One of the more skilled practitioners of this outsized art is Mike Hebrard, who founded Athletic Field Design in Oregon in 1993. He is particularly adept at painting replicas of team logos and artwork in dimensions large enough to be seen from anyone in the stadium.

This is no easy matter, and Hebrard employs a variety of stencils and grids to insure accuracy and realism. Paint compounds are specially formulated for both natural and synthetic surfaces. The paint grows out of natural turf, and it breaks down and washes away in synthetic turfs.

Less specialized, and more widespread, is the grass pattern artistry that has become all the rage.

Grass patterning is achieved not so much by mowing grass as it is by actually bending it. The primary method of creating bending patterns is by rollers that trail behind lawn tractors. Other methods include rakes, backpack blowers, hand rollers, drag mats and water hoses.

Designs usually are parallel stripes, checkerboards, waves, spirals and starbursts. One observer of the turf art genre mused, “It’s like Etch-a-Sketch for the grown man. A pattern in a field actually becomes more enhanced the more times you go over it.”

Patterned fields are only one of many the peripheral accoutrements that have crept into the world of sports. Since the athletic contests themselves do not always deliver edge-of-seat thrills and entertainment, facilities operators have hedged their bets by developing a panoply of tangential non-game amusement devices.

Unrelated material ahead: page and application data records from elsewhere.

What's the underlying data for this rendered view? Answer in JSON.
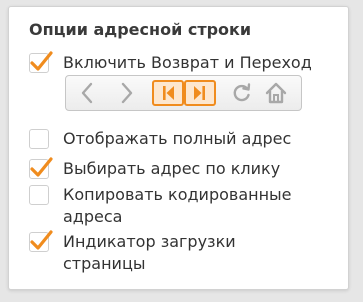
{
  "section": {
    "title": "Опции адресной строки"
  },
  "options": [
    {
      "label": "Включить Возврат и Переход",
      "checked": true
    },
    {
      "label": "Отображать полный адрес",
      "checked": false
    },
    {
      "label": "Выбирать адрес по клику",
      "checked": true
    },
    {
      "label": "Копировать кодированные адреса",
      "checked": false
    },
    {
      "label": "Индикатор загрузки страницы",
      "checked": true
    }
  ],
  "nav_buttons": [
    {
      "icon": "back-arrow-icon",
      "selected": false
    },
    {
      "icon": "forward-arrow-icon",
      "selected": false
    },
    {
      "icon": "rewind-icon",
      "selected": true
    },
    {
      "icon": "fast-forward-icon",
      "selected": true
    },
    {
      "icon": "reload-icon",
      "selected": false
    },
    {
      "icon": "home-icon",
      "selected": false
    }
  ],
  "colors": {
    "accent": "#f08c1e",
    "selected_fill": "#fde7cf",
    "icon_gray": "#a8a8a8",
    "text": "#333333"
  }
}
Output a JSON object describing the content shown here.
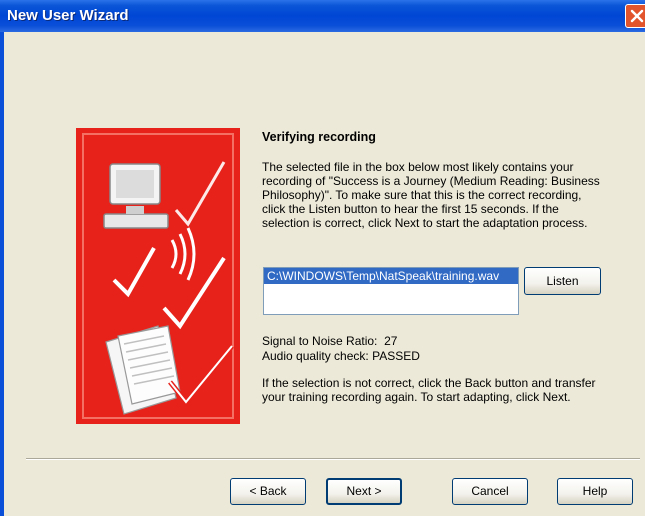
{
  "window": {
    "title": "New User Wizard"
  },
  "content": {
    "heading": "Verifying recording",
    "description": "The selected file in the box below most likely contains your recording of \"Success is a Journey (Medium Reading: Business Philosophy)\". To make sure that this is the correct recording, click the Listen button to hear the first 15 seconds. If the selection is correct, click Next to start the adaptation process.",
    "file_list": [
      "C:\\WINDOWS\\Temp\\NatSpeak\\training.wav"
    ],
    "listen_label": "Listen",
    "snr_label": "Signal to Noise Ratio:",
    "snr_value": "27",
    "audio_check_label": "Audio quality check:",
    "audio_check_value": "PASSED",
    "footer_text": "If the selection is not correct, click the Back button and transfer your training recording again. To start adapting, click Next."
  },
  "buttons": {
    "back": "< Back",
    "next": "Next >",
    "cancel": "Cancel",
    "help": "Help"
  },
  "colors": {
    "title_bar": "#0a4fd8",
    "art_background": "#e6221b",
    "selection": "#316ac5",
    "dialog_face": "#ece9d8"
  },
  "icons": {
    "close": "close-icon",
    "art": "wizard-illustration"
  }
}
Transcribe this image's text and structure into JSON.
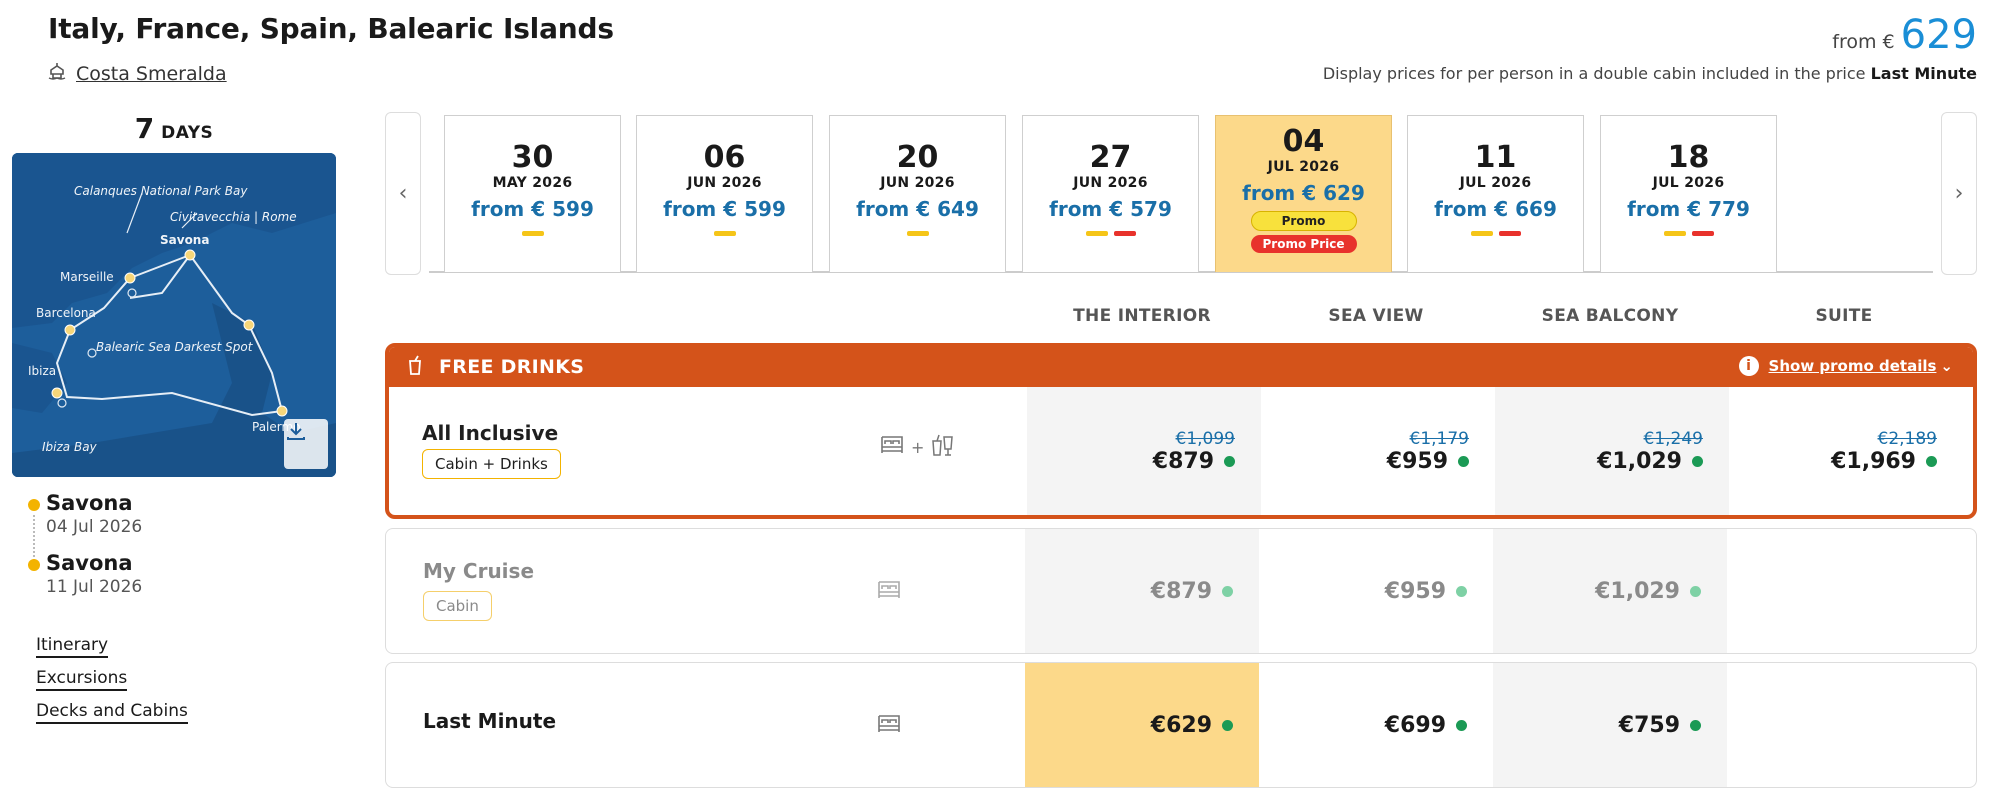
{
  "header": {
    "title": "Italy, France, Spain, Balearic Islands",
    "ship": "Costa Smeralda",
    "from_label": "from €",
    "from_price": "629",
    "note_prefix": "Display prices for per person in a double cabin included in the price",
    "note_bold": "Last Minute"
  },
  "sidebar": {
    "days_num": "7",
    "days_label": "DAYS",
    "map_labels": {
      "calanques": "Calanques National Park Bay",
      "civitavecchia": "Civitavecchia | Rome",
      "savona": "Savona",
      "marseille": "Marseille",
      "barcelona": "Barcelona",
      "balearic": "Balearic Sea Darkest Spot",
      "ibiza": "Ibiza",
      "palermo": "Palermo",
      "ibiza_bay": "Ibiza Bay"
    },
    "departure": {
      "port": "Savona",
      "date": "04 Jul 2026"
    },
    "arrival": {
      "port": "Savona",
      "date": "11 Jul 2026"
    },
    "links": [
      "Itinerary",
      "Excursions",
      "Decks and Cabins"
    ]
  },
  "dates": [
    {
      "day": "30",
      "month": "MAY 2026",
      "price": "from € 599",
      "bars": [
        "y"
      ]
    },
    {
      "day": "06",
      "month": "JUN 2026",
      "price": "from € 599",
      "bars": [
        "y"
      ]
    },
    {
      "day": "20",
      "month": "JUN 2026",
      "price": "from € 649",
      "bars": [
        "y"
      ]
    },
    {
      "day": "27",
      "month": "JUN 2026",
      "price": "from € 579",
      "bars": [
        "y",
        "r"
      ]
    },
    {
      "day": "04",
      "month": "JUL 2026",
      "price": "from € 629",
      "selected": true,
      "promo": "Promo",
      "promo_price": "Promo Price"
    },
    {
      "day": "11",
      "month": "JUL 2026",
      "price": "from € 669",
      "bars": [
        "y",
        "r"
      ]
    },
    {
      "day": "18",
      "month": "JUL 2026",
      "price": "from € 779",
      "bars": [
        "y",
        "r"
      ]
    }
  ],
  "columns": [
    "THE INTERIOR",
    "SEA VIEW",
    "SEA BALCONY",
    "SUITE"
  ],
  "promo": {
    "label": "FREE DRINKS",
    "details": "Show promo details"
  },
  "rows": [
    {
      "name": "All Inclusive",
      "tag": "Cabin + Drinks",
      "icon_plus": "+",
      "prices": [
        {
          "old": "€1,099",
          "cur": "€879"
        },
        {
          "old": "€1,179",
          "cur": "€959"
        },
        {
          "old": "€1,249",
          "cur": "€1,029"
        },
        {
          "old": "€2,189",
          "cur": "€1,969"
        }
      ]
    },
    {
      "name": "My Cruise",
      "tag": "Cabin",
      "prices": [
        {
          "cur": "€879"
        },
        {
          "cur": "€959"
        },
        {
          "cur": "€1,029"
        }
      ]
    },
    {
      "name": "Last Minute",
      "prices": [
        {
          "cur": "€629"
        },
        {
          "cur": "€699"
        },
        {
          "cur": "€759"
        }
      ]
    }
  ],
  "colors": {
    "accent": "#d4531a",
    "selected": "#fcd98a",
    "price_blue": "#1a6fa8",
    "avail": "#1b9a55"
  }
}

(this 320 word excerpt—with attendant commentary—was distilled from a 2771 word article from Athletic Business of May 2004)